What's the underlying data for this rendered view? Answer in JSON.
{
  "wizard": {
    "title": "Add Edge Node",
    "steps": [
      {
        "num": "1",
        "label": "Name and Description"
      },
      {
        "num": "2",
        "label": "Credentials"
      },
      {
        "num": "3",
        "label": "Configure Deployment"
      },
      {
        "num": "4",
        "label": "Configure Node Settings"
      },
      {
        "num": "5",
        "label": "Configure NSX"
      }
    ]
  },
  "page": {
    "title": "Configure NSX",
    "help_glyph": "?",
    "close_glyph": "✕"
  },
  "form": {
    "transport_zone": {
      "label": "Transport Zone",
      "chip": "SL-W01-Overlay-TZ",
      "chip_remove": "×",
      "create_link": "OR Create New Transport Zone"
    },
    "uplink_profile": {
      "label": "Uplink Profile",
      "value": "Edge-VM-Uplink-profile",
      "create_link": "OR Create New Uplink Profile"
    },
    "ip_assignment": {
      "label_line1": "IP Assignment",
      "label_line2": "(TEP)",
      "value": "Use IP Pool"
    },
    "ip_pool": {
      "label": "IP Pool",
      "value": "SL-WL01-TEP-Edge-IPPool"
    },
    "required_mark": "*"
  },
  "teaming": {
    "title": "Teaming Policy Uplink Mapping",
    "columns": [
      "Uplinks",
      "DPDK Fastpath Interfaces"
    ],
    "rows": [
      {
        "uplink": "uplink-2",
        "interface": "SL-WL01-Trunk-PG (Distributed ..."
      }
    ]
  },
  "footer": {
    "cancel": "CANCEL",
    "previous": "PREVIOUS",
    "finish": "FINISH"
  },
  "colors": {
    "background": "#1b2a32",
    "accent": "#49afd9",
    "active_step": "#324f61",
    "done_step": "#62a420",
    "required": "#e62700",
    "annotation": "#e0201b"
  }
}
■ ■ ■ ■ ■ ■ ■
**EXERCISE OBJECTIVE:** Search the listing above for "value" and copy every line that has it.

**SOLUTION TO THE EXERCISE:**
      "value": "Edge-VM-Uplink-profile",
      "value": "Use IP Pool"
      "value": "SL-WL01-TEP-Edge-IPPool"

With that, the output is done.